3 tips for scaling power infrastructure

3 tips for scaling power infrastructure

Better power management begins with capacity planning, and ends with remote power monitoring.

There are few words in IT right now with as much allure as "scalability" ("elasticity" and "flexibility" are close seconds). The ability to swiftly and affordably scale IT infrastructure has been a huge selling point of cloud-based resources, and in years to come, it will be an expectation. 

To accommodate these demands, data center managers must be able to support fluctuating electrical loads. Below are a few tips that can help them achieve this:   

1. Use DCIM with capacity planning

The importance of data center infrastructure management (DCIM) to scalability cannot be overstated. One of the core features of DCIM that makes scalability possible is capacity planning. Today's best-of-breed DCIM solutions help managers quickly adjust to the demand – or lack thereof – that is placed on facilities as clients' priorities change.

As the driving force of the data center, electricity consumption and power management need to be factored into capacity planning efforts. Failure to ensure power infrastructure's ability to quickly respond to changing needs can result in electrical shorts and other failures that can precipitate downtime. And when downtime costs $8,000 per minute or more on average, failure is not an option.   

2. Color-coded PDUs are essential

"Streamlined power feed identification is critical."

Streamlined power feed identification is critical to making sure that power distribution units (PDUs) and certain supply feeds aren't being overtaxed. Something as simple as adding equipment to a PDU connected to a supply feed that's already at capacity can activate a breaker, which will have to be manually reset, and will disrupt business continuity in the meantime. 

As technicians install new equipment, they need an intuitive, visual way to glean at-a-glance knowledge of a PDU's power load. This very simple problem comes with an equally simple fix: Use color coded PDUs. This will make it easier to approximate power loads quickly and accurately, thereby reducing the risk of electrical failures as new equipment is added or removed.  

Strong power management is critical to data center uptime.Strong power management is critical to data center uptime.

3. Remotely monitor power consumption

In larger, power-dense data centers – especially those managed by Infrastructure-as-a-Service (IaaS) vendors – operators must monitor power consumption in real time, at all times.

According to the Pratik Chube, creating an "adaptive architecture" is essential to maintaining "a robust IT power infrastructure." The operative word here is "adaptive." Without the ability to assess the current state of IT power infrastructure, it's difficult to respond quickly and efficiently, or in other words, to be adaptive. 

That's why remote power monitoring is so central to data center power management. For an IaaS vendor, a client's demanded power load may change significantly in the course of a single afternoon. Data center management needs to ensure that it can respond to these fluctuations in real time. Remote power monitoring makes this possible by capturing up-to-the-second data on power consumption throughout the facility, and then funneling it to a DCIM solution, where it can be analyzed and understood by operators.  

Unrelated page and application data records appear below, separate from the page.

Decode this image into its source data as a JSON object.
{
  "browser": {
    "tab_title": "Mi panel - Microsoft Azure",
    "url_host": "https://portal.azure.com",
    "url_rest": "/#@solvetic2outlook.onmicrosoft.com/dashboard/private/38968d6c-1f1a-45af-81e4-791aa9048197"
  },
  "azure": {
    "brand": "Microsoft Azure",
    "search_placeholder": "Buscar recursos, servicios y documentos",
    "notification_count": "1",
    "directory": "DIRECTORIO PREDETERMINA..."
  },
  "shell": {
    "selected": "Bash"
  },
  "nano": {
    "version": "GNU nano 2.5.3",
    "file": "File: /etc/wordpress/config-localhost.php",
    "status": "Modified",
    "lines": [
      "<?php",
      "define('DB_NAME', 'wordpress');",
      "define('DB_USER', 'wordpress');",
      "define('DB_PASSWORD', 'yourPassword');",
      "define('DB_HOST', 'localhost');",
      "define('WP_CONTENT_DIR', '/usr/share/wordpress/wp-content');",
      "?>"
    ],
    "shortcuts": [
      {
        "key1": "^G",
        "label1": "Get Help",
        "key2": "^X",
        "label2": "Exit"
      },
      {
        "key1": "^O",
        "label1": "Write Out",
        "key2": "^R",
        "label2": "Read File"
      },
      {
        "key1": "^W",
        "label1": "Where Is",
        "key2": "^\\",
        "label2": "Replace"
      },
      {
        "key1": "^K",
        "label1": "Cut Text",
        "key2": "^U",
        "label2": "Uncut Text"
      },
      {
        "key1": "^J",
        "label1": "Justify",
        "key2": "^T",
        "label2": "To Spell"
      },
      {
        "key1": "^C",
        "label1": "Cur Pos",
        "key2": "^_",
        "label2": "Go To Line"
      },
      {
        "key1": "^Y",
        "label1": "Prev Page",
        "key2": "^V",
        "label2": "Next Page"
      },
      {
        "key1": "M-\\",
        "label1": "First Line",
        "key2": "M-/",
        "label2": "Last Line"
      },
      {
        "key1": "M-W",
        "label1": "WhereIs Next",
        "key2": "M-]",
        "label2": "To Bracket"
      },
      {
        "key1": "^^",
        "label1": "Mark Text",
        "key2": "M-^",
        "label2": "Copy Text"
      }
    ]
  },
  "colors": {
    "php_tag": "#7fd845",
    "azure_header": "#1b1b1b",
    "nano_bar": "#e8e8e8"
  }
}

To learn more about how you can create scalable power infrastructure, contact Geist.